The point of averaging in and averaging out is you never get the top or the bottom, but you get the average. And the average is just fine with me.

In some ways, building a position in an early stage venture fund is the same thing. We buy a bit at the seed stage, a bit more at the Srs A stage, a bit more at the Srs B stage, and so on and so forth. In some of our best companies, we have bought stock in five to ten rounds. Some of those rounds will turn out to have been bargains. Some will turn out to have been overpriced. But on average, if you get to invest in ten rounds, you will build a very good position at a very good price.

It goes back to optimizing versus satisficing. If you want to find the optimal entry price or the optimal exit price, you will drive yourself crazy. I prefer to find an acceptable price. And I think that averaging in and averaging out does that for you.

Fun Friday: What Sports Team Would You Buy If You Could?

With the news that Steve Ballmer now gets to do to the Clips what he did to Microsoft, I thought we could talk about buying/owning sports teams.

My son Josh and I like to dream about owning the Knicks. That’s not likely to happen unless someone can get Jimmy Dolan on tape saying stupid shit. One can dream.
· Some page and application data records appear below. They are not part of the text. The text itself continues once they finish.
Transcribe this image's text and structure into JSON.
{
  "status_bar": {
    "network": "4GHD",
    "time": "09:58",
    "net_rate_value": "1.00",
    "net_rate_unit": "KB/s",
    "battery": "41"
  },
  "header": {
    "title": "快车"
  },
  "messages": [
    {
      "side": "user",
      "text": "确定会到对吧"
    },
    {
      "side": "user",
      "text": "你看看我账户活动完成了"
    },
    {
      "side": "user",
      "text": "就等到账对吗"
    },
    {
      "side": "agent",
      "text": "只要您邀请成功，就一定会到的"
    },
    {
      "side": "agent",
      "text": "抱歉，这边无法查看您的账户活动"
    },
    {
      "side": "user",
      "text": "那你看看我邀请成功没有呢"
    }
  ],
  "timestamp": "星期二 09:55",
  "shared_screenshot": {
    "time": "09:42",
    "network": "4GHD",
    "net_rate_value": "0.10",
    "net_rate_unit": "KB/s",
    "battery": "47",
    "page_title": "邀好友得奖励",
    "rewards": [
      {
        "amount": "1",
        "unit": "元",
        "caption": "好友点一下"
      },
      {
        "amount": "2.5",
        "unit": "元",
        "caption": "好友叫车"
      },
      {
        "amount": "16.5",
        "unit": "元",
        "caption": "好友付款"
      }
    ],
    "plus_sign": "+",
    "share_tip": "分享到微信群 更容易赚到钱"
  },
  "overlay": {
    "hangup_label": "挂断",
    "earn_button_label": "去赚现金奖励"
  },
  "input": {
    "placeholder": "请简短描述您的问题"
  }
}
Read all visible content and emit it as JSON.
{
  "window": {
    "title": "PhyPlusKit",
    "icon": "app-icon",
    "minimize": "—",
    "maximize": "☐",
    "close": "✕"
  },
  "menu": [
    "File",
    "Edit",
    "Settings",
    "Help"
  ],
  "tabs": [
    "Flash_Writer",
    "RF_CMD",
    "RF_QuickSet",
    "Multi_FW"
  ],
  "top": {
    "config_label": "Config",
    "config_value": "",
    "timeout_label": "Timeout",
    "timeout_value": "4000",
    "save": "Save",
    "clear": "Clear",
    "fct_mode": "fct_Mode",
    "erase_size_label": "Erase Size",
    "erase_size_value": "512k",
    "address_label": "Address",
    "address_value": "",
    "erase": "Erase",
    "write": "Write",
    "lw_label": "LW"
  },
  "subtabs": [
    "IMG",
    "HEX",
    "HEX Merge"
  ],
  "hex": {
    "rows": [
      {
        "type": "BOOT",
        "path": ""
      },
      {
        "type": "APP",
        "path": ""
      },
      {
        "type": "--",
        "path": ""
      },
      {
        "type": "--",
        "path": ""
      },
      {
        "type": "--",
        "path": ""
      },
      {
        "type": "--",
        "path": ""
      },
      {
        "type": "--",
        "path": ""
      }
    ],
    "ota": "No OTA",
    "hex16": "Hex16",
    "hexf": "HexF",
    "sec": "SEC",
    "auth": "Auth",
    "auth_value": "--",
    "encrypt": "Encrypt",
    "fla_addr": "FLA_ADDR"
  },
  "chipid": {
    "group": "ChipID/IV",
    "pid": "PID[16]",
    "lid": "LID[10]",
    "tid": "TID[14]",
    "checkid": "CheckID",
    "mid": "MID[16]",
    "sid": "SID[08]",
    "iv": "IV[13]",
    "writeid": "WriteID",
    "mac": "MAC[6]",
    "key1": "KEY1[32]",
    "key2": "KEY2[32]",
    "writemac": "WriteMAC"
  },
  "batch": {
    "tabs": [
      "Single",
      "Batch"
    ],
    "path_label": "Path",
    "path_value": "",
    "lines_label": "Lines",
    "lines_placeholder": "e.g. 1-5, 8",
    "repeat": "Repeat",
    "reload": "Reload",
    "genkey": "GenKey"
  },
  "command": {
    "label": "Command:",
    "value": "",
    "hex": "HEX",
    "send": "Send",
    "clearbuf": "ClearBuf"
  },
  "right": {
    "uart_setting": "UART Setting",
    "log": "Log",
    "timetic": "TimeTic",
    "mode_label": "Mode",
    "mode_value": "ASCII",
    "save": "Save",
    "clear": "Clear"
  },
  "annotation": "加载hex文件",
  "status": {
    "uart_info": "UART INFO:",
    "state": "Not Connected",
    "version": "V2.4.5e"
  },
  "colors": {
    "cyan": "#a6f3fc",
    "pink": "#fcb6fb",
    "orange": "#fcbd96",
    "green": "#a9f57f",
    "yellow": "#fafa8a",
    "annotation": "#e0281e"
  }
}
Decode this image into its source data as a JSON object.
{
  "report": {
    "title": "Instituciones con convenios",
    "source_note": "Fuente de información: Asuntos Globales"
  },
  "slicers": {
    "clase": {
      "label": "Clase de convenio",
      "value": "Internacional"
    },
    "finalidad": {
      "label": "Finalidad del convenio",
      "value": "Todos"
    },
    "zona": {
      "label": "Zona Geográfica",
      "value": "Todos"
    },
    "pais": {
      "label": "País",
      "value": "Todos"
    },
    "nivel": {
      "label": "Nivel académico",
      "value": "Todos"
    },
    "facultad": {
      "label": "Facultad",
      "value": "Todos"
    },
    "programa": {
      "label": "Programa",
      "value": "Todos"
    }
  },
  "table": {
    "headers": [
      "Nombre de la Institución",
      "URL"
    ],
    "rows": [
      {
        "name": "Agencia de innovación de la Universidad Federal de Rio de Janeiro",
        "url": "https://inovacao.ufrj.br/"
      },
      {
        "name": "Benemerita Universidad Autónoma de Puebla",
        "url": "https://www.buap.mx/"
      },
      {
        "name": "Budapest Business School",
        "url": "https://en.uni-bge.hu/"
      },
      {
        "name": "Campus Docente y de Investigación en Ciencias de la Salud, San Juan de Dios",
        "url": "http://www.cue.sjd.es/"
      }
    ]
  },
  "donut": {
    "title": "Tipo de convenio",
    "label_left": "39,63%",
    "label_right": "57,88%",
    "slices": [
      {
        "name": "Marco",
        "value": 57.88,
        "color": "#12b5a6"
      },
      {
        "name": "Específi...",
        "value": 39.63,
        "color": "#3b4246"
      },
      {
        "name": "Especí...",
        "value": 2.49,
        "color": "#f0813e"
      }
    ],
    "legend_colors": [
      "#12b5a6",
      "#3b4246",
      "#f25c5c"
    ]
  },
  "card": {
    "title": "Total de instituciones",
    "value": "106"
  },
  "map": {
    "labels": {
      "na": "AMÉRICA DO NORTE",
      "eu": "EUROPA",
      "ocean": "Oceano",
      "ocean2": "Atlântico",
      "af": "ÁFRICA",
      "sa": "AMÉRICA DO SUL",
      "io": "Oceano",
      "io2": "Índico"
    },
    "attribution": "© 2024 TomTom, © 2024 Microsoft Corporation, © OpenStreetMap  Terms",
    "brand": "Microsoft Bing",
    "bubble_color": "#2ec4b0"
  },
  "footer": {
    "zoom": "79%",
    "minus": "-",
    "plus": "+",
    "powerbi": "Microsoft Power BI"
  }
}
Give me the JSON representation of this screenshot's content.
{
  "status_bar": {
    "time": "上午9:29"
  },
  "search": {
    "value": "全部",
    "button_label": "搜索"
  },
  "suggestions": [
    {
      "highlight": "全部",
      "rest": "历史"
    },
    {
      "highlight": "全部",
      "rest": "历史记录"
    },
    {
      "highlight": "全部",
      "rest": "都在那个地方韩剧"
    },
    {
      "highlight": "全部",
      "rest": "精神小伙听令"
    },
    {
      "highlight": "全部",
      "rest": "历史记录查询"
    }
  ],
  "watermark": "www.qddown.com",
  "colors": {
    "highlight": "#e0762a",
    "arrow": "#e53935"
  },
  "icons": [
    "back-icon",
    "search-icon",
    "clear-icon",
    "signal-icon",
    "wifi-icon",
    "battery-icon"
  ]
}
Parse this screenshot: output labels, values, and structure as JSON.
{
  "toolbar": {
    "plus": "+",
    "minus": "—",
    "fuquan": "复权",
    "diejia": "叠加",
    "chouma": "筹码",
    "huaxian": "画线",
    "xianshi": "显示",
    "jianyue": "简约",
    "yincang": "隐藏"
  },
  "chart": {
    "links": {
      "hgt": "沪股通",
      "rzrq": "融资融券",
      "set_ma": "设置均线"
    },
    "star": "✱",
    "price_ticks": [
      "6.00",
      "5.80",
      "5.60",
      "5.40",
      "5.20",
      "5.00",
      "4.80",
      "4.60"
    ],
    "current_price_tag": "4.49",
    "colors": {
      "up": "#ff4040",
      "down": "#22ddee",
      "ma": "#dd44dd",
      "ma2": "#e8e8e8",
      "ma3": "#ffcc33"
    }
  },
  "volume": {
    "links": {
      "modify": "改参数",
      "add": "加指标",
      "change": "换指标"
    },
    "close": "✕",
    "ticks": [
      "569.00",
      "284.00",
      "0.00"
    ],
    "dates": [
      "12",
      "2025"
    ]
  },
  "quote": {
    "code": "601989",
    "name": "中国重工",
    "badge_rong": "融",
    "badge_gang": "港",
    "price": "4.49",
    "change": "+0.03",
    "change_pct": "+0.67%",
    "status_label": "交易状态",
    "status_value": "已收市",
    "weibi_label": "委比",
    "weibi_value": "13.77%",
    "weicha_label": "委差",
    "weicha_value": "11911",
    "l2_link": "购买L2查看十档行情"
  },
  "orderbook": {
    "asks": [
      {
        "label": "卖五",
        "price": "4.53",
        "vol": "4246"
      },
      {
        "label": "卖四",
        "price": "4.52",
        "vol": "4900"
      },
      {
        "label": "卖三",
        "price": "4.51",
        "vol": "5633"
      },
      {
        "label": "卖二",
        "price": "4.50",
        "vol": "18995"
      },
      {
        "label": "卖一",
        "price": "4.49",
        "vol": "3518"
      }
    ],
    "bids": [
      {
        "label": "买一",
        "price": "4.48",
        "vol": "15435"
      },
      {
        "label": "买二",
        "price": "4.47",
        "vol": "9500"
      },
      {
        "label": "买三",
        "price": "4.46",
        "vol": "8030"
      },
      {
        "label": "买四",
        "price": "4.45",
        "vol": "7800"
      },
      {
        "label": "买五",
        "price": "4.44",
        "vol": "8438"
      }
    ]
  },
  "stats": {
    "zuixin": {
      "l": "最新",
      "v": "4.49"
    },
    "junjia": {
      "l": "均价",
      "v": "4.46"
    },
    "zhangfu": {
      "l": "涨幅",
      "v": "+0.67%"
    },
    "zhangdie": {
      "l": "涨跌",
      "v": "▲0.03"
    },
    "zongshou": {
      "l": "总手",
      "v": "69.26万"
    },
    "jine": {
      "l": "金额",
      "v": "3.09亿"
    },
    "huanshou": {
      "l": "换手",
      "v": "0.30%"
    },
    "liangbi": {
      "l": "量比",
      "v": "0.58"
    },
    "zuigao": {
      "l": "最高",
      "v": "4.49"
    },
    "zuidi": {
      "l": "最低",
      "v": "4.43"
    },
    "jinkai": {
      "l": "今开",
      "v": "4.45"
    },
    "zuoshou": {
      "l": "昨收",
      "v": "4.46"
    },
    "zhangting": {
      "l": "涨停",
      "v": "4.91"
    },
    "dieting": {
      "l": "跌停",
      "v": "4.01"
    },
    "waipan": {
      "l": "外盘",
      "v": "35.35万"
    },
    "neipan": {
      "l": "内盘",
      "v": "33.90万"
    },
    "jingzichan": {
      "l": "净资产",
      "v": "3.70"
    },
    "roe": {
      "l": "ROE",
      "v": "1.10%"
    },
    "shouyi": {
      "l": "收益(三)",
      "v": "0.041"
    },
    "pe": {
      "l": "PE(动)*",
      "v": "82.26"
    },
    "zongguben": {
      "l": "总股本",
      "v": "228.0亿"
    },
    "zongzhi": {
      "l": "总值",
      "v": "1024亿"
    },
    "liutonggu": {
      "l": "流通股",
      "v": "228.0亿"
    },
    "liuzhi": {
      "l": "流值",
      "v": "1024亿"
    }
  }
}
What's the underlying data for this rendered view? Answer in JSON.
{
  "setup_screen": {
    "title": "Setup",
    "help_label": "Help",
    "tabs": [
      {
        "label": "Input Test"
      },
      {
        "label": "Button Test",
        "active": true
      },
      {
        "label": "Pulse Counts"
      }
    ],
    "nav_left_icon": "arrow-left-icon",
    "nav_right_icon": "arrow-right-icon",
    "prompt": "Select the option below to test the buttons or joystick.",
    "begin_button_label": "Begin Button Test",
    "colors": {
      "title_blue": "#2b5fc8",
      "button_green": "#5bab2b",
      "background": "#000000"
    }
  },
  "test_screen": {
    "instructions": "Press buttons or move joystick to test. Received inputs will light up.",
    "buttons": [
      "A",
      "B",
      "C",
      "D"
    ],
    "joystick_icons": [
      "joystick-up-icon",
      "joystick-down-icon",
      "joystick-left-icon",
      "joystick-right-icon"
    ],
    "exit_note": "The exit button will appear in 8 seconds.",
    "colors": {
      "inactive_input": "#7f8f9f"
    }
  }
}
So if you could buy a sports team, what team would you buy?

Sticking With The Struggling Investments

My friend Bijan tweeted this last week:

He's right, but I would go further. One of the hardest things to do in the venture business is to stick with a struggling investment.

I woke up thinking about this as I spent yesterday with Josh watching the hapless Jets lose badly to the Dolphins and then heading up to MSG to watch the equally hapless Knicks lose to the Pelicans. It is tempting to stop watching both teams and sell off our seats at MSG for the rest of the year. But we aren't going to do that and we will sit loyally and watch loss after loss at the Garden if that's what comes for the rest of the year. We are fans, even if our team sucks. And they sure do right now.

It is equally tempting to write off a failing investment and stop showing up at board meetings, stop responding to the emails from the founder, and stop thinking about the company. At some point, the company will run out of money, there won't be a reason to put more money into the company, and the investment will fail. Until that happens, as long as the founder is willing to listen to you, I think you have to give your struggling investments your all.

The truth is the investments that are working often don't need that much from an investor. They need more capital, they need recruiting help, and sometimes they need strategy and advice. But the reason they are having success is they are doing the right thing and doing things right. On the other hand, the struggling investment needs a lot of help. And I think the lead investor board member has an obligation to provide that help.

One of the characteristics of USV that I am most proud of is that we stick with our struggling investments. And we have made a lot of them. We have way more of them than our successful ones that are always cited when we are talked about publicly. I think how you treat your struggling investments says more about you than how many billion dollar exits you have had. You need both to be successful in the VC business, of course. The latter metric defines your selection acumen. The former defines your empathy acumen. And when I pick people to work with, I look for the latter. I suspect most people do that.

This is not a new theme. I've written about this here before. But it is an important theme for me and for entrepreneurs and investors. As we headed out last night to MSG Josh said to me, "I am not feeling good about this game". I told him I wasn't either, but all we could do was root them on as hard as we could. We did that. And we will do that again on Thursday when they head out to Brooklyn to play the Nets. We will be there too. That's what fans do and what investors should do too.